There was some ill feeling in the area that young, fit single men were avoiding the armed services and ‘hiding away’ in the RSAF. Workers in the factory were issued with special badges to show they were doing war work.  In 1916 orders were given to de-badge all unskilled and semi-skilled workers under  the age of 41.

Industrial relations were not always good. In May 1917 600 members of the AEU went on strike. This was opposed by the Worker’s Union, who organised counter demonstrations. The strike ended within the month.

In January 1918 floods turned the area in a lake. The factory could only be reached by wading and work had to be suspended.

 Flood near RSAF

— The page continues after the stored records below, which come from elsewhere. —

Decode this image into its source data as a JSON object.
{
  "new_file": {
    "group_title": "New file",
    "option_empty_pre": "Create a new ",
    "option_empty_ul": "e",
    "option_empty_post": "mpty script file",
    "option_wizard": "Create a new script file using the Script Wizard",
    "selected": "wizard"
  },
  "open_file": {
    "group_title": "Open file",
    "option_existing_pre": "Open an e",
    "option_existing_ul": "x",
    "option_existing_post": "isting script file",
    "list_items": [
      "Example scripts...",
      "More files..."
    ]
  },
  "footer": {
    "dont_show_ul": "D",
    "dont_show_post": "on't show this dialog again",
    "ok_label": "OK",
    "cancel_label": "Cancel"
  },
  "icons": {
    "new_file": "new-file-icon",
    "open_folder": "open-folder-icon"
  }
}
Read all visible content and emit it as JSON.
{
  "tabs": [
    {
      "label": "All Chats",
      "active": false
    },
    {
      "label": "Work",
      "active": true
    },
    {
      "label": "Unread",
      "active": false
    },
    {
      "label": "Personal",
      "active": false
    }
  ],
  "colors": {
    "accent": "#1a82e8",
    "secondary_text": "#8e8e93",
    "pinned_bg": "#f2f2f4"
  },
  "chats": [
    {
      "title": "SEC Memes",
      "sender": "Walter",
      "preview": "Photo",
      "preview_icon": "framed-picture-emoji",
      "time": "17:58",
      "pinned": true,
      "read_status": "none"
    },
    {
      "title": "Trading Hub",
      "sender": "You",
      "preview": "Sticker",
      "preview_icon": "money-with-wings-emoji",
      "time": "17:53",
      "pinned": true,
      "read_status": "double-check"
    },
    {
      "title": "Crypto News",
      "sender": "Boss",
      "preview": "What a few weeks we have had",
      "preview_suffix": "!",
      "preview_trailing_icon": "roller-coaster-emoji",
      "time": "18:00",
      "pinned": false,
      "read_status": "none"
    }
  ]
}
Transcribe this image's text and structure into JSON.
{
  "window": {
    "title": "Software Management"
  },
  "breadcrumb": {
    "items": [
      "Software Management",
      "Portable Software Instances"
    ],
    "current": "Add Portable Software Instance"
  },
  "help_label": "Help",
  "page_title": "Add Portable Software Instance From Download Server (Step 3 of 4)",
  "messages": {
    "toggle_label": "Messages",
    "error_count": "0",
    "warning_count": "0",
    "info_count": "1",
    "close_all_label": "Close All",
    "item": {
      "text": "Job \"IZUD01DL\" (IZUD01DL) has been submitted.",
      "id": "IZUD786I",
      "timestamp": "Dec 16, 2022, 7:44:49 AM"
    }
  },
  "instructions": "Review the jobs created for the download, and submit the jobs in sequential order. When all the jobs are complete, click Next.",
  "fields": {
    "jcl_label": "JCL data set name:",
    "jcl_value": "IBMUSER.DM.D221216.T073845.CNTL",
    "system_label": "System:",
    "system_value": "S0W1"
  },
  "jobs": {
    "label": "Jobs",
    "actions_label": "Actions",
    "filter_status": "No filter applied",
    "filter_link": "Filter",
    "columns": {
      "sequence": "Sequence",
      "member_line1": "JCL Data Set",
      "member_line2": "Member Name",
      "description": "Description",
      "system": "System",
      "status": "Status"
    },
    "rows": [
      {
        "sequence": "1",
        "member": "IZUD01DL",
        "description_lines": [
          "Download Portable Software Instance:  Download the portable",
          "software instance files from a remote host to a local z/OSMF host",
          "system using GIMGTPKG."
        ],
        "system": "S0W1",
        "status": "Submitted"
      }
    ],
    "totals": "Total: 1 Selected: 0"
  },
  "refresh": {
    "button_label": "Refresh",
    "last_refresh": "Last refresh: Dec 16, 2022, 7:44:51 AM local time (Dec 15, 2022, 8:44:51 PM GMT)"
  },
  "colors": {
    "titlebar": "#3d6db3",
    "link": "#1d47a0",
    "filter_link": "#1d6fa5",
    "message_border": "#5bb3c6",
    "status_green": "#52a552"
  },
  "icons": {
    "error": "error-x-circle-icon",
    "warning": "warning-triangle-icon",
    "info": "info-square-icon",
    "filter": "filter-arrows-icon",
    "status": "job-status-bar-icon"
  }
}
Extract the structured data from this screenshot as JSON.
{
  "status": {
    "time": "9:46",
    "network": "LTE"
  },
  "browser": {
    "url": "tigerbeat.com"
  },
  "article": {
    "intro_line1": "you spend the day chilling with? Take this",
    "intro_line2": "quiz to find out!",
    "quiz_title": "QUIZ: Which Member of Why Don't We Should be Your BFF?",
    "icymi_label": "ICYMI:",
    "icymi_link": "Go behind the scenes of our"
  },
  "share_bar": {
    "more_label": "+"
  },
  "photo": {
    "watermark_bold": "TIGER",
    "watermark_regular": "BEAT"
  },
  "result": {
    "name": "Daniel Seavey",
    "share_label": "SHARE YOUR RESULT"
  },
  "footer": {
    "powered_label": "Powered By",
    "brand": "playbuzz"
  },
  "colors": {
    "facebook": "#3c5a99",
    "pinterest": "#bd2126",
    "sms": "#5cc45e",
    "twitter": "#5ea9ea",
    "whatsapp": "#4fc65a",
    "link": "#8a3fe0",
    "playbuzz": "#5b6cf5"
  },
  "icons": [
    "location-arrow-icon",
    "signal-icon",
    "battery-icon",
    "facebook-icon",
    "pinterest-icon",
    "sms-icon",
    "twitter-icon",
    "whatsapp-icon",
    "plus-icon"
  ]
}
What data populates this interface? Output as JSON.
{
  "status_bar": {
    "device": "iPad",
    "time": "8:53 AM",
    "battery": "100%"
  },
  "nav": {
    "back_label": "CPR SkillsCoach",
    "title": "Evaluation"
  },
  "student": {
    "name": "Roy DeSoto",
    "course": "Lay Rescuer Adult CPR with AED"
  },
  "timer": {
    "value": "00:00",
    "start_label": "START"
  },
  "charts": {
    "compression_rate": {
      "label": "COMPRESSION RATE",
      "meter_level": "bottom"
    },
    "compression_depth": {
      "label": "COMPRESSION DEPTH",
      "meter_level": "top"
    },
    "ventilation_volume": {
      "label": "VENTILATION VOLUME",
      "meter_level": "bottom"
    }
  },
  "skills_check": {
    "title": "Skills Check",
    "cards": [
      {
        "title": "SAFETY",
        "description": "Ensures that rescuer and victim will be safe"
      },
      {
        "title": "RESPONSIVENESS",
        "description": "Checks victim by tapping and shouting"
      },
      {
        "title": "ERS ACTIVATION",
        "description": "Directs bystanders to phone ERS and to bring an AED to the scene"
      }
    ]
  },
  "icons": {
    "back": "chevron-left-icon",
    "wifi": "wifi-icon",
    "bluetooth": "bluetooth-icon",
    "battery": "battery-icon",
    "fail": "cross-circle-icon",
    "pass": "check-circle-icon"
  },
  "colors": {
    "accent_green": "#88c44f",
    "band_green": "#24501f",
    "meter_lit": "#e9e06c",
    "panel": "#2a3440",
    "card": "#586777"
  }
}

At 11 o’clock on 11th November 1918 the official notice came that the war was over. The RASF closed down and everyone came out to celebrate. The end of the war brought an end to overtime and some over-age men were given notice. The factory was ordered to concentrate on repair work only. By Easter 1919 the number of workers at the RSAF had been reduced to 2,700 from a war time high of 12,000

The Two Brewers

This week (Wednesday) saw the 75th anniversary the bombing of the Two Brewers pub in Ponders End.

During the night of 30th September 1940 twelve heavy explosives and three oil bombs fell in Enfield. Incendiary bombs also fell in northern Enfield but they landed on open country and did little damage. Most of the High Explosives fell in Ponders End demolishing shops and severely damaging the Congregational Church in the High Road.

The worst incident was when a high explosive fell on the Two Brewers public house on the corner of South Street and the High Road.

The Two Brewers public house
The Two Brewers public house

The bomb fell just before closing time. When the air raid sirens went off many of the customers took shelter in the pub cellars.  Some were killed outright; others were trapped in the wrecked building. Heavy Rescue teams worked all night to free the injured and recover bodies. In all 20 people were killed. Seventeen bodies were recovered.

After the war the site of the Two Brewers remained empty.

Ponders High Street showing bomb site
Ponders End High Street with bomb site

Local resident Cliff Short who was 14 at the time was a runner for the fire brigade and helped pull bodies out of the wreckage. He campaigned for many years to have some kind of memorial to those who died there.

On 30 September 2014 a memorial garden was opened on the site.

Cliff Short then 89 was there to officially open the garden along with Alfred Dust the son of the only man pulled out of the wreckage alive.

Opening of the Two Brewers memorial garden
Opening of the Two Brewers memorial garden